In the 1950’s and early 1960’s my family camped frequently at Portola State Park which is in the coastal range near our home. It was filled with redwoods and we camped among them. Seeing the redwoods brought a lot of these memories back.
Heather has been Susan’s friend before I knew Susan, which has been forty years, so the friendship goes back a long way. Heather used to live in the Boston area but has lived in San Francisco for over thirty years. Almost every time we go to California or Heather comes to New England, we get together. While we were at a RV campground in Bodega Bay Heather came up and stayed the day.

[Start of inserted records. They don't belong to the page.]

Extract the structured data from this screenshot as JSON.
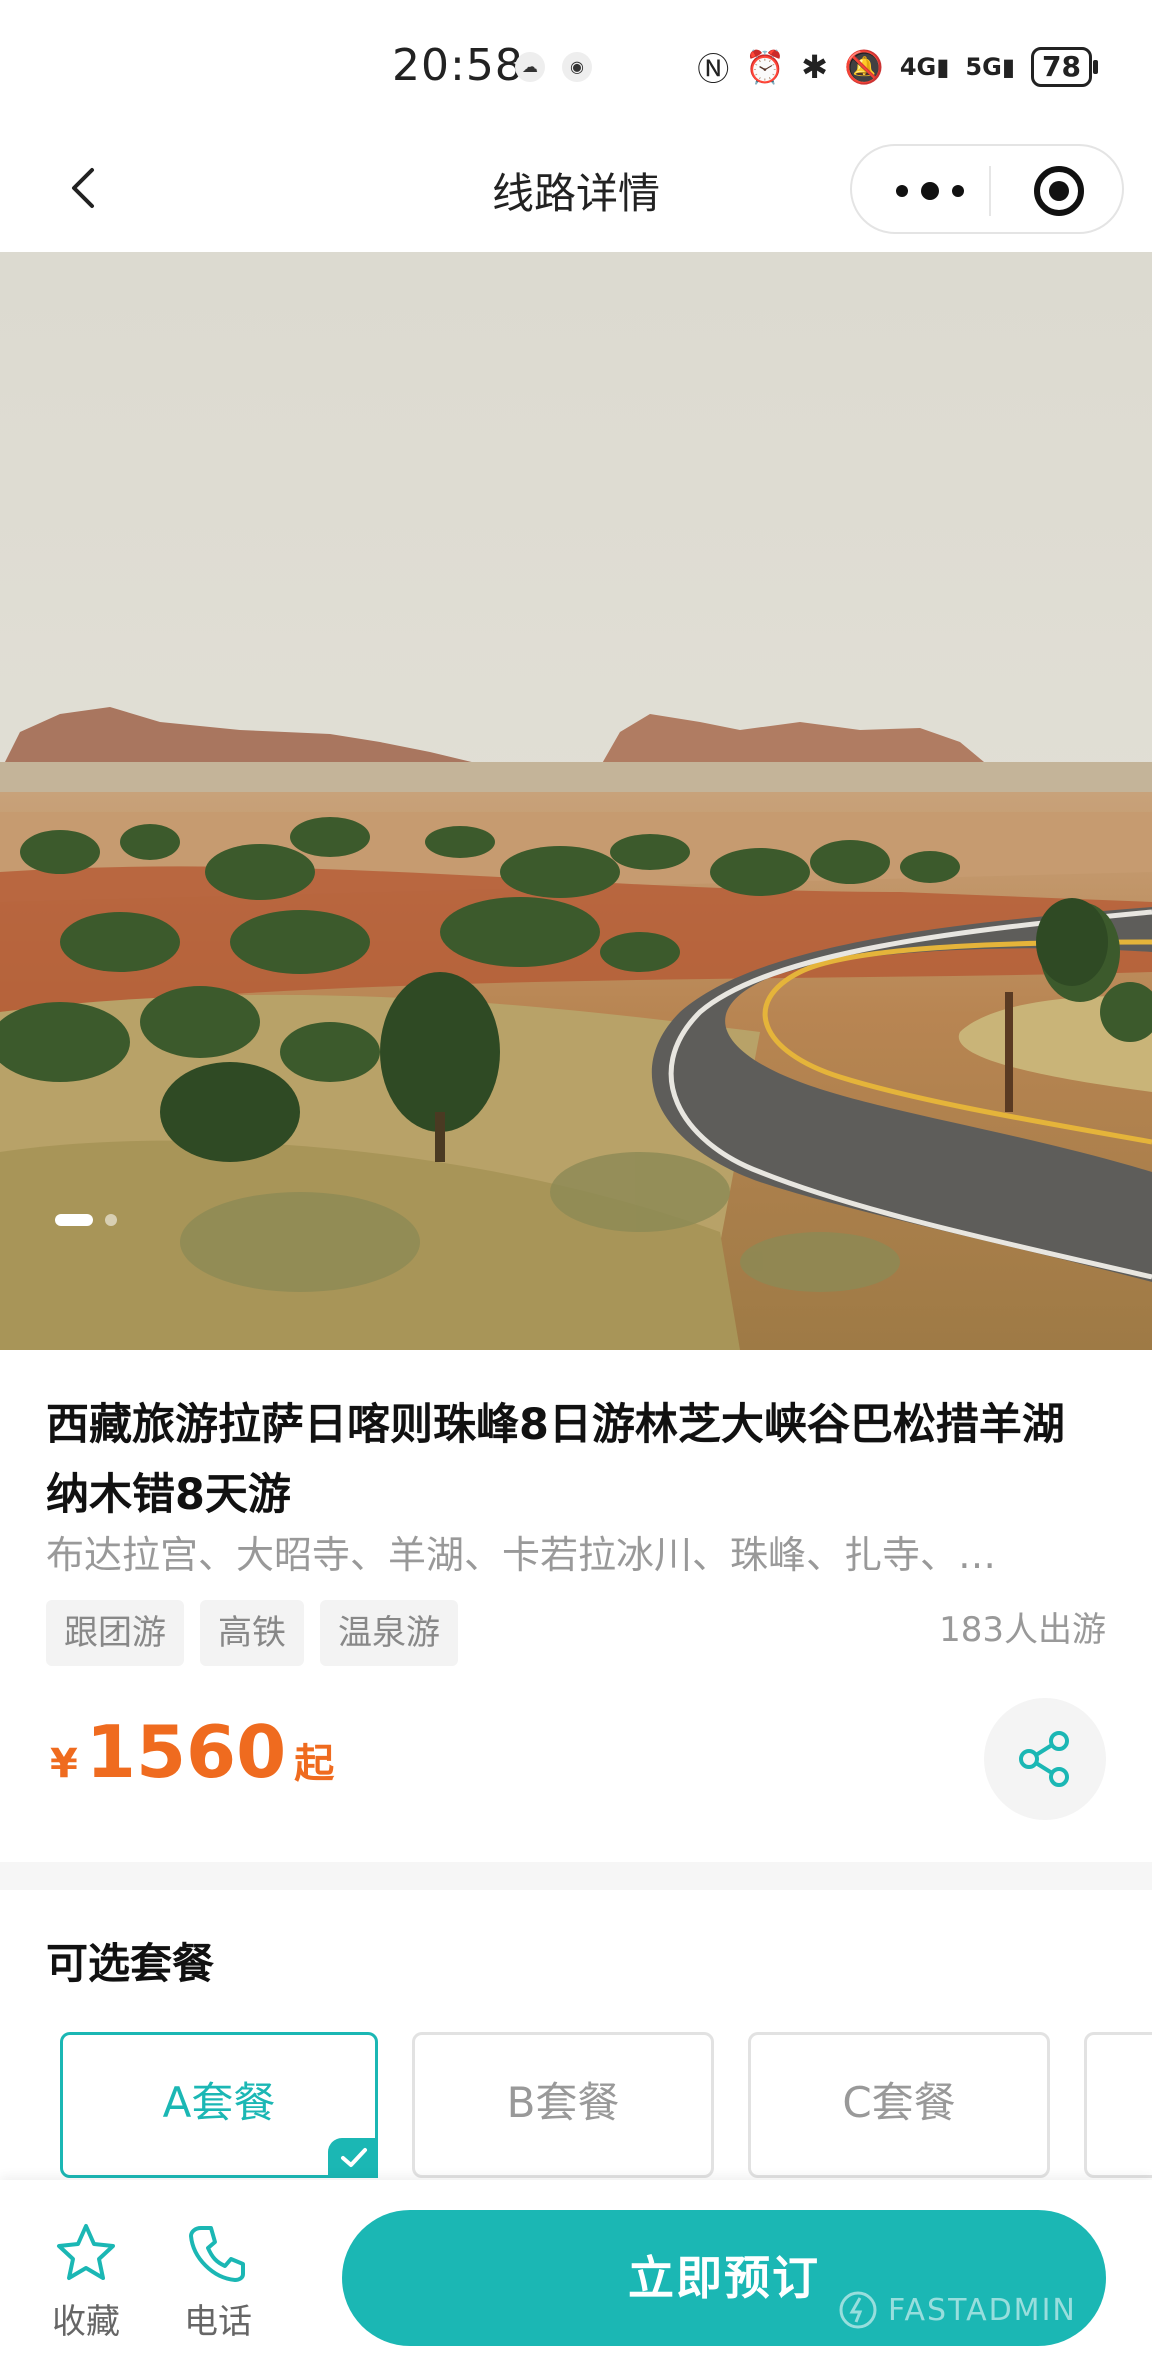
{
  "status_bar": {
    "time": "20:58",
    "icons": [
      "nfc-icon",
      "alarm-icon",
      "bluetooth-icon",
      "mute-icon",
      "4g-signal-icon",
      "5g-signal-icon"
    ],
    "battery": "78"
  },
  "nav": {
    "title": "线路详情"
  },
  "hero": {
    "slide_count": 2,
    "active_slide": 1
  },
  "product": {
    "title": "西藏旅游拉萨日喀则珠峰8日游林芝大峡谷巴松措羊湖纳木错8天游",
    "subtitle": "布达拉宫、大昭寺、羊湖、卡若拉冰川、珠峰、扎寺、…",
    "tags": [
      "跟团游",
      "高铁",
      "温泉游"
    ],
    "travelers": "183人出游",
    "price_symbol": "¥",
    "price": "1560",
    "price_suffix": "起"
  },
  "packages": {
    "title": "可选套餐",
    "items": [
      "A套餐",
      "B套餐",
      "C套餐"
    ],
    "selected": "A套餐"
  },
  "bottom_bar": {
    "favorite_label": "收藏",
    "phone_label": "电话",
    "book_label": "立即预订",
    "watermark": "FASTADMIN"
  },
  "colors": {
    "accent": "#1bb7b4",
    "price": "#ef6b1f"
  }
}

It was great to see her.
Mister Meowto was enchanted with Heather’s hat and immediately settled into it.
On Sunday we went to a local park in San Ramon and had a picnic with Dan’s family. Brad, Cierra, Deegan and Weston drove down from Antelope and Lindsay, Dusty, Devin and Mikayla drove over from Fremont. The park had a kiddy playground and a lot of picnic tables. We had seen Devin shortly for the first time shortly after he had been born, but this is the first time we’ve met Mikayla, Deegan and Weston. The kids had a great time in the playground while the adults watched. A good time was had by all.
We were staying near Reno, Nevada when we found this sign. Susanville is a town in California on US395 about 70 miles north of where we were. We were thinking of going there and asserting Susan’s property rights to the entire town but decided to settle for this photo instead.
Our front roof-top air conditioner died somewhere on the trip from Arizona to California. When I stopped to fill up with diesel about 50 miles west of Phoenix the temperature was 118 degrees. The dash air conditioning wasn’t enough to keep us comfortable so in order to help us keep cool I started the generator so we could run the rooftop air conditioners. Somewhere after we crossed the California border the front air rooftop air conditioner stopped working. When we got to Lone Pine, the temperature was 112 degrees so after we checked into a campground there, we retreated to the bedroom and closed the door. The rear rooftop air conditioner was able to get the temperature in the bedroom down to 85 degrees which was a lot more tolerable than it was outside. We were on US395 on the eastern side of the Sierra Nevada mountain range and there wasn’t anybody able to repair or replace the air conditioner until the Lake Tahoe area. I called ahead to a RV repair shop in Carson City and they said the could get a new air conditioner and replace ours within the time we needed it done. We pulled up to their repair bay and they were able to remove and replace our air conditioner in only about two hours. We were glad to get it working again because the temperature was back up over 100 degrees. Two thumbs up to Pro-Tech RV Services of Carson City, Nevada, for going out of their way to make sure we got our air conditioner when we needed it.
We left Arizona last Friday on one of the hottest days of the year. Trying to get out of the heat we drove more or less directly to Lone Pine, California which is on the eastern side of the Sierra Nevada mountains. It turned out it really wasn’t any cooler there and in fact Benson, Arizona was having temperatures in the 90’s while Lone Pine was over 110. What we didn’t know before we came was that Lone Pine was the epicenter of cowboy B-Movies from the 1920’s up until the 1950’s when the genre started to die out. As hot as Lone Pine was, it had a real cool Film History Museum.
The Film History Museum is almost worth a trip to Lone Pine all by itself. Both Susan and I were raised on B-Movies made in the Lone Pine Area. For Susan it was the Saturday Matinee at the local movie theater and for me it was Saturday morning in front of the TV. I have a very fond place in my heart for B-movies and this museum is devoted largely to B-movies. The Film History Museum was a lot of fun. They had movies posters and memorabilia from many of the films made in the area. Cowboy movies dominated, of course. Gene Autry, Roy Rogers, Tom Mix, Tim Holt, Tex Ritter, William Boyd and many, many other cowboy stars made dozens and dozens of movies here.